● Problem details: If a line in the listing below includes the string "Codec", pull it out.

● Data to examine:
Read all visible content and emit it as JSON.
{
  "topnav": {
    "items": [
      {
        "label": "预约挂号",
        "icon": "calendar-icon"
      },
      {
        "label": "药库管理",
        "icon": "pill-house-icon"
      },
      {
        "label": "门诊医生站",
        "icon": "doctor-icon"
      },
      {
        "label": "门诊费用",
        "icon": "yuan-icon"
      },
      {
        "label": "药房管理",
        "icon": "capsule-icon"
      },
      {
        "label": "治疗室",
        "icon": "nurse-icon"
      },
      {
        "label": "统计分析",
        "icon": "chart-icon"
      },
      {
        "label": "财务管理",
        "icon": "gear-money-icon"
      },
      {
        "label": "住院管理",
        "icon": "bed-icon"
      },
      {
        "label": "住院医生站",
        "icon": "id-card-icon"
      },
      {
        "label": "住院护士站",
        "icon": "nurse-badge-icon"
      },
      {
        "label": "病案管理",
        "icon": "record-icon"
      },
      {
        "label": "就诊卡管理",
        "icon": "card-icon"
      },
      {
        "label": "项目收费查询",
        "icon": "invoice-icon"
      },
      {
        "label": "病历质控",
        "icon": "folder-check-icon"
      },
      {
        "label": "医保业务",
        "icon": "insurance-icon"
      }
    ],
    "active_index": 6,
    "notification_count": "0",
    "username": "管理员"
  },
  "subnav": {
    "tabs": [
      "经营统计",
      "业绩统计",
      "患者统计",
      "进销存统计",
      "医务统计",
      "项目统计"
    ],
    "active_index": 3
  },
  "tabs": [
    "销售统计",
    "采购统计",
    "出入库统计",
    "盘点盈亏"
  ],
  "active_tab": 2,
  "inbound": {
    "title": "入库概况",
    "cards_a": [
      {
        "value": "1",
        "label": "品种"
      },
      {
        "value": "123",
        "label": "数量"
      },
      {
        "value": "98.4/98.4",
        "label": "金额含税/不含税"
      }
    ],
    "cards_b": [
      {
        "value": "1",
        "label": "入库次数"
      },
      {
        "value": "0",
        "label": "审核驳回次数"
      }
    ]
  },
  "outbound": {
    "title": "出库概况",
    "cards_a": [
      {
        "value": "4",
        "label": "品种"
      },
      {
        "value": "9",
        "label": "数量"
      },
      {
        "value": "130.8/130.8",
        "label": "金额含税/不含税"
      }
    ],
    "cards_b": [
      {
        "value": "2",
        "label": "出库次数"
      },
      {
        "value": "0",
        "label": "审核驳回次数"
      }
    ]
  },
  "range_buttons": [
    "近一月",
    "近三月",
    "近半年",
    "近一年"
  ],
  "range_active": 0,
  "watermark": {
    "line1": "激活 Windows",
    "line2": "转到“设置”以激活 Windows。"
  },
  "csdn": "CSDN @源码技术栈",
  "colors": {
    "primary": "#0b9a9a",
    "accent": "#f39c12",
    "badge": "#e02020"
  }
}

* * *

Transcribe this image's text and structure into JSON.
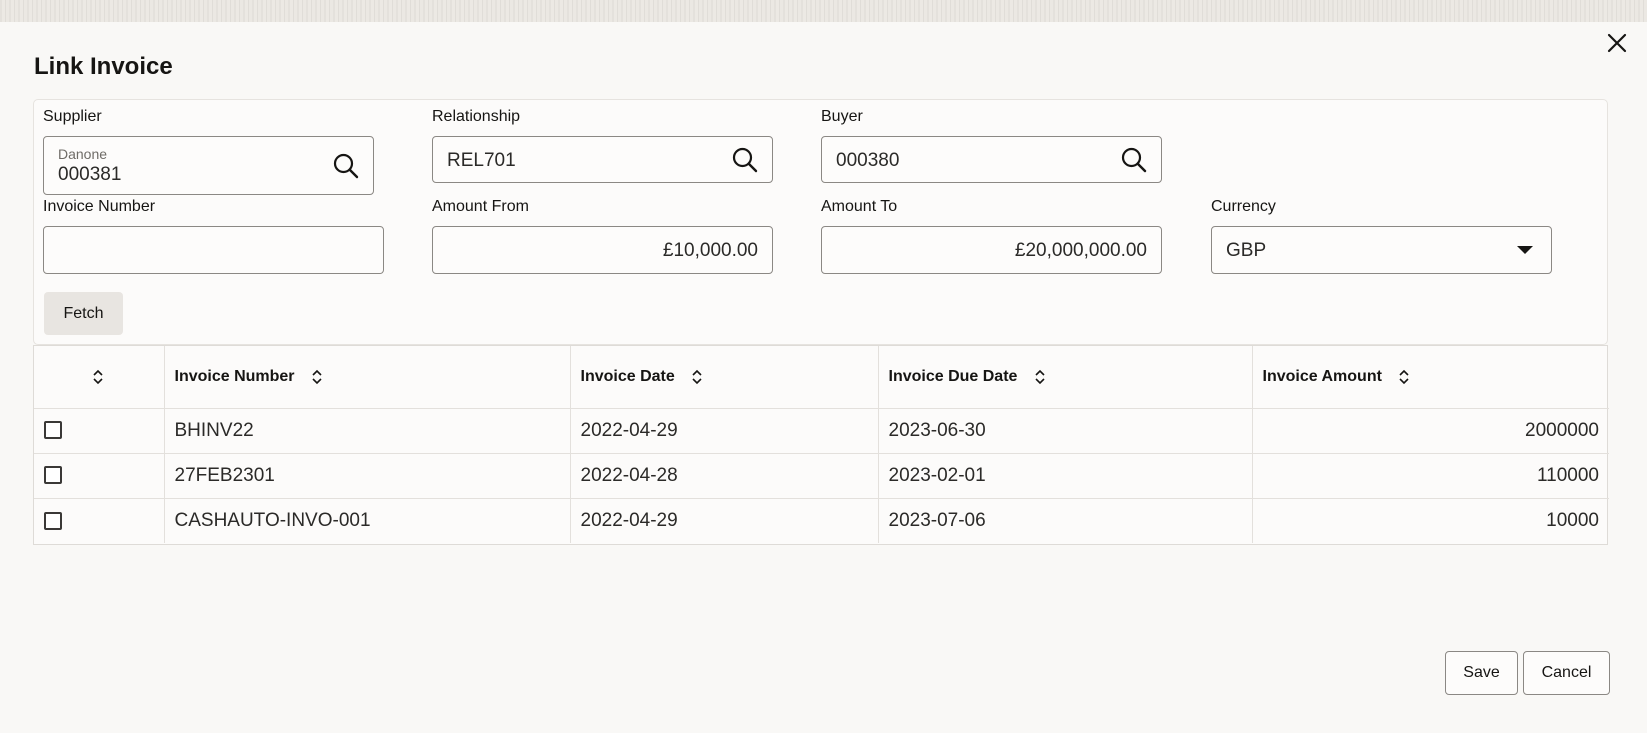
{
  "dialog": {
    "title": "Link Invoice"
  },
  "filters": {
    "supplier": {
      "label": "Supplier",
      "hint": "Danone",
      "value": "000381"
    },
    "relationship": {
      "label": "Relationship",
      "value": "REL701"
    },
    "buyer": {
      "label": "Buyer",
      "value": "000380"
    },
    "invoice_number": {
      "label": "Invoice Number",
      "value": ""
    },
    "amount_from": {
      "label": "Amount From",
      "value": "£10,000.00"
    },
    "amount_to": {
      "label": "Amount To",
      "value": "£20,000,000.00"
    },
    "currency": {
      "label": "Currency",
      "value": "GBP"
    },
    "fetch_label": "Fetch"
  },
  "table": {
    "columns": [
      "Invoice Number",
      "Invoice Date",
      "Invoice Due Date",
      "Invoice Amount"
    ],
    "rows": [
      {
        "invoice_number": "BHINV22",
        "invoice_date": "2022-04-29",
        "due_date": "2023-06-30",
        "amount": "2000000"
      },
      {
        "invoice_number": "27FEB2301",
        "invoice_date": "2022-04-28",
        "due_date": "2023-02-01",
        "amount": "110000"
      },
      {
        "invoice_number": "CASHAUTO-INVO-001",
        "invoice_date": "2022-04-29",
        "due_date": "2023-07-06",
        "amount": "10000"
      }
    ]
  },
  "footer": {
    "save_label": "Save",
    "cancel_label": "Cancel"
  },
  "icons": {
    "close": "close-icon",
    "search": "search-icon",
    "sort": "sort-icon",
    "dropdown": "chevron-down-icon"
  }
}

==

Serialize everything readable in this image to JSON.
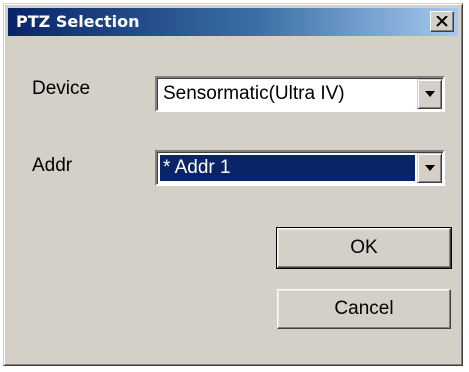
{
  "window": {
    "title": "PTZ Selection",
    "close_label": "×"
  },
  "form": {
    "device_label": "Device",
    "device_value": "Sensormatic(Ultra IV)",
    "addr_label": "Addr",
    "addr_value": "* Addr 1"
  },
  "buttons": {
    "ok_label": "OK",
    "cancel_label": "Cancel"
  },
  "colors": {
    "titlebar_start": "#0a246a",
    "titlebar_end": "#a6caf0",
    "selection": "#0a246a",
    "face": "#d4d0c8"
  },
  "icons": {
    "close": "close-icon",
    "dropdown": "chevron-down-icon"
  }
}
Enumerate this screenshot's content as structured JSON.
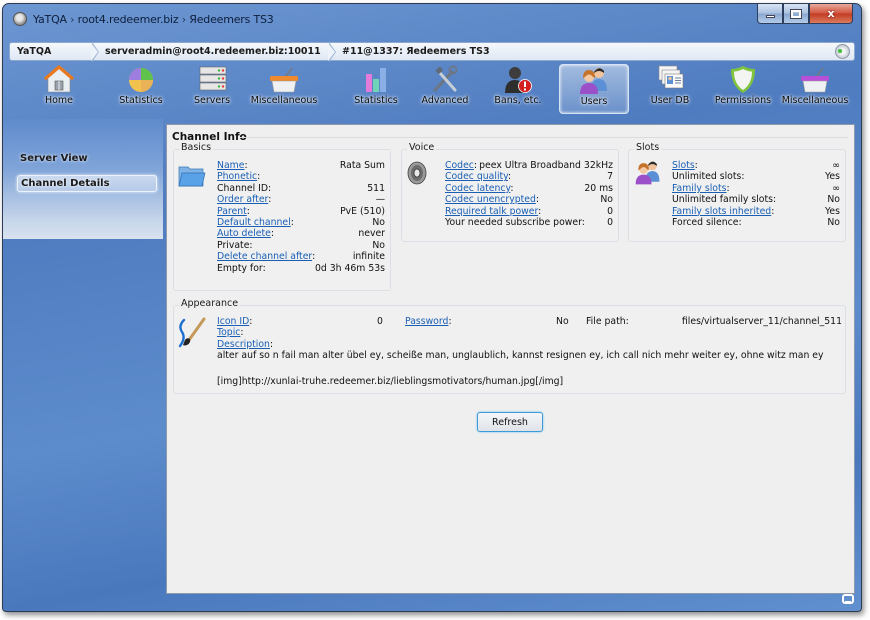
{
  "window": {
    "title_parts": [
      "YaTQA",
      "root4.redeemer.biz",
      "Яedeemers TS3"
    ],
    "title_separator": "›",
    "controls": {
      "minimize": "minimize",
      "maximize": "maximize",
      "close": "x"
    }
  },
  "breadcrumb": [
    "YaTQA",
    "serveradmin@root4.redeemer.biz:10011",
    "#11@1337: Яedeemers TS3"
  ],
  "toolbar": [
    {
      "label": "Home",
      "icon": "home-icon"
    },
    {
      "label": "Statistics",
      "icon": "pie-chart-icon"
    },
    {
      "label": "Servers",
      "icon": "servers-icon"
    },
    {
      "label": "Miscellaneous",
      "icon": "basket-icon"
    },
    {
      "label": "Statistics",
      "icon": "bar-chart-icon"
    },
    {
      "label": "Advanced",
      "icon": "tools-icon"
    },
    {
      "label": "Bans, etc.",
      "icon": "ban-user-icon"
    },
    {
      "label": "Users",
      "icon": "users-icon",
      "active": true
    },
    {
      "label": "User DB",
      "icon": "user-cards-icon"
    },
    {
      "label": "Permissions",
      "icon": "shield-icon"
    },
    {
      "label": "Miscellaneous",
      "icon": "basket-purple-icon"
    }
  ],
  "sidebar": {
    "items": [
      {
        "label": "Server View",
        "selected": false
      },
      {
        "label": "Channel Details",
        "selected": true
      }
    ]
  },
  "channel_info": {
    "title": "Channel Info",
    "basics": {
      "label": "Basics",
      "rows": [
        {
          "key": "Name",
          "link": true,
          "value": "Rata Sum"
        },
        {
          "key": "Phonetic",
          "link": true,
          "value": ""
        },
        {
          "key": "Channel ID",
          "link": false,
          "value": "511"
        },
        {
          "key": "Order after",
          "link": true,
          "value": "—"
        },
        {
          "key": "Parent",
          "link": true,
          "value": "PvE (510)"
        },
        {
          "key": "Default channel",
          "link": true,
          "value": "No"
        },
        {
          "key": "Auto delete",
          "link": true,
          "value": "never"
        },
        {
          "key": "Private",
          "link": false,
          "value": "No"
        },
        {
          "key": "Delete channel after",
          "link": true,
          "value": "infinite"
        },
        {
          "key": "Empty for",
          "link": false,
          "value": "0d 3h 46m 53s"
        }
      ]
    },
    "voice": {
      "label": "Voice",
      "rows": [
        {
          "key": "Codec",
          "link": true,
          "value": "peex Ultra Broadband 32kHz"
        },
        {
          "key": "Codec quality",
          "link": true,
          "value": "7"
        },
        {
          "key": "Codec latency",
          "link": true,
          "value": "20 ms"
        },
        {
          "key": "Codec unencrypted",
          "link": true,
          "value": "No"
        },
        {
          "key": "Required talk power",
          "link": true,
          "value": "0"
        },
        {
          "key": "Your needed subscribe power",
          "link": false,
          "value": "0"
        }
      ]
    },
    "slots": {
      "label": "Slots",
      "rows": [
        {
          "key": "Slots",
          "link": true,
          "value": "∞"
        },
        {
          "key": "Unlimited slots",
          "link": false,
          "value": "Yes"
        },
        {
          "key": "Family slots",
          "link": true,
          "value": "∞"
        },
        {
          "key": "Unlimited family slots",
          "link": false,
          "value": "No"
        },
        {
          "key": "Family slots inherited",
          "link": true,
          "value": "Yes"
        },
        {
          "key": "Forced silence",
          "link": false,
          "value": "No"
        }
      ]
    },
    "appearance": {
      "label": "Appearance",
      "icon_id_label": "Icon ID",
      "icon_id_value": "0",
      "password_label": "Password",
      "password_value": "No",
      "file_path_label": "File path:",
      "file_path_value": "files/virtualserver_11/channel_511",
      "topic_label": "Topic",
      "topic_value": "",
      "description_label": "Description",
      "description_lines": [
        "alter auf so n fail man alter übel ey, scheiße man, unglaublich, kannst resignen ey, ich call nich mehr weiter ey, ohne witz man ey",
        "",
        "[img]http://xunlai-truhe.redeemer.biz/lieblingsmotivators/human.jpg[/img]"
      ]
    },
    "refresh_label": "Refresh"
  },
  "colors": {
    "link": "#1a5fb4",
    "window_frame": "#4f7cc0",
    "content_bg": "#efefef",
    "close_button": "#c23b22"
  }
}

● Your solution:
          "key": "Codec",
          "key": "Codec quality",
          "key": "Codec latency",
          "key": "Codec unencrypted",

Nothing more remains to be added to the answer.